To maintain a steady flow of blocks being added to the blockchain, the Bitcoin network has an automatic system that adjusts the mining difficulty based on how many validators are participating in the mining process. This system ensures that it takes roughly 10 minutes to verify and add one new block of transactions.
Without the system, validators would be able to verify and add blocks very quickly and easily. This would result in more bitcoins entering circulation, and the hard cap of 21 million coins would be reached way ahead of its estimated year of 2140.
But what is mining difficulty, how does it work, and why does it matter? Let’s find out.
Bitcoin mining difficulty, how it works and why is it important?
Bitcoin mining is a decentralized process that confirms the transaction on the blockchain and issues newly minted bitcoin to validators for each block of transactions added. It is the process by which new bitcoins enter into circulation.
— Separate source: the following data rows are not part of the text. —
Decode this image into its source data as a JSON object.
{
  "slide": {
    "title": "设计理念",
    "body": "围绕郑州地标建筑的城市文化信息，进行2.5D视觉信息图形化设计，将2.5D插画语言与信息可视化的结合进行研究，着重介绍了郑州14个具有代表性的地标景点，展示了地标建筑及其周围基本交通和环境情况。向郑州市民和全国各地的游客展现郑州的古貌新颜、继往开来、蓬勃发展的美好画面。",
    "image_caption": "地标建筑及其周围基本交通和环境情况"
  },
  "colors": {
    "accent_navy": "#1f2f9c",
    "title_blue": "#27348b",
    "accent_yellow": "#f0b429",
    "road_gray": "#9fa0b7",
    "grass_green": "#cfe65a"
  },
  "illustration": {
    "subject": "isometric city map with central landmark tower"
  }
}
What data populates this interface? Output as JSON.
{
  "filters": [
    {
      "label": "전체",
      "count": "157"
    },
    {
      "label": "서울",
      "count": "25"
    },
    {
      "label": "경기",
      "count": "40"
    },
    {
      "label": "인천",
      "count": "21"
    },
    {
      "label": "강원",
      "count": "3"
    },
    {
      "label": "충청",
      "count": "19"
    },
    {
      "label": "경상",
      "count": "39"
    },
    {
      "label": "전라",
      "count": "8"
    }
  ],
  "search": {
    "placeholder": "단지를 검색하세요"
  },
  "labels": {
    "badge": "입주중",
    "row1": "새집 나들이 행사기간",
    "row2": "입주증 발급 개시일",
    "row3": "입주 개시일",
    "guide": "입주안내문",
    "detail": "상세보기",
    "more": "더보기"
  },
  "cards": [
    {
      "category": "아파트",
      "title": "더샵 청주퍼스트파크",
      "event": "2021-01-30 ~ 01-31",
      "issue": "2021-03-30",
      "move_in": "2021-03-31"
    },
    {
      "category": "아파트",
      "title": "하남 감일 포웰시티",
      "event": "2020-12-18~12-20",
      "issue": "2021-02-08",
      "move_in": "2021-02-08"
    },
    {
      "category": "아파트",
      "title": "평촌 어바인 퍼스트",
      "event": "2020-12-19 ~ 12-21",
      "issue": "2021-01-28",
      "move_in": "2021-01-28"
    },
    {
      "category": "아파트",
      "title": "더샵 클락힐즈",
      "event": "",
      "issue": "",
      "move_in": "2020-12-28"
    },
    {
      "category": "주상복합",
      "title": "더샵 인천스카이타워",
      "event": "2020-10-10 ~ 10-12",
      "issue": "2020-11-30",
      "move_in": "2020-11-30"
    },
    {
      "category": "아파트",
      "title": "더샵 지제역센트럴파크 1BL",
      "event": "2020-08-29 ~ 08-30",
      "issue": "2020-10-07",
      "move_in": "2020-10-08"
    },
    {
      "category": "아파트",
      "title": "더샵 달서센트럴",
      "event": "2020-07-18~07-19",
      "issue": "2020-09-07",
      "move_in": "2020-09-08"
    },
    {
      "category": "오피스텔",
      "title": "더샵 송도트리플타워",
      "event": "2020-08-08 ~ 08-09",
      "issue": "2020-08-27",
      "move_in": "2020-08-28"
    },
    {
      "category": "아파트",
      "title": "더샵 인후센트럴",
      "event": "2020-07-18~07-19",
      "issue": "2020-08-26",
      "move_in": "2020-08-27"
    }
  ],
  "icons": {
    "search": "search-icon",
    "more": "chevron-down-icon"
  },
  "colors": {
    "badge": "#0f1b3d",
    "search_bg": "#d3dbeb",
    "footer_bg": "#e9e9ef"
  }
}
Here’s a quick snapshot of how mining works:
1. Miners (read as computers) verify the validity of transactions by performing complex calculations and solving challenging puzzles. This verification process requires a huge amount of power and therefore dissuades bad actors from flooding the system with bogus transactions.
2. It’s like a lottery system where the first miner to solve the puzzles is chosen to verify a block of transactions and, in return, receives newly minted bitcoins as a reward.
As new processing chips enter the market, miners are able to complete the puzzles required to mine bitcoin much faster. Moreover, with more and more miners entering the fray, blocks can be mined very quickly, thereby hindering the preconceived plan to hit the circulation hard cap of 21 million coins in 2140.
Keeping this in mind, the mining difficulty changes every two weeks or 2,016 blocks. The difficulty level of the next cycle depends on how successful miners were in the preceding cycle. It is also affected by the number of new miners joining the network.
Also Read: What is a layer 2 blockchain?
If miners are able to solve the puzzle in less than 10 minutes or the number of miners on the network has increased, the mining difficulty also increases. However, if the number of miners on the network reduces, or the time taken to verify one block exceeds 10 minutes, then the mining difficulty will reduce.
With the current mining difficulty, the chances of a miner solving the puzzle are 1 in 30 trillion. This might seem like a very slender margin but winning the Powerball Jackpot with a single lottery ticket is nearly 1 lakh times more unlikely than solving the puzzle correctly. Moreover, with the powerful processing chips available today, miners are able to attempt millions and millions of puzzles within just 10 minutes.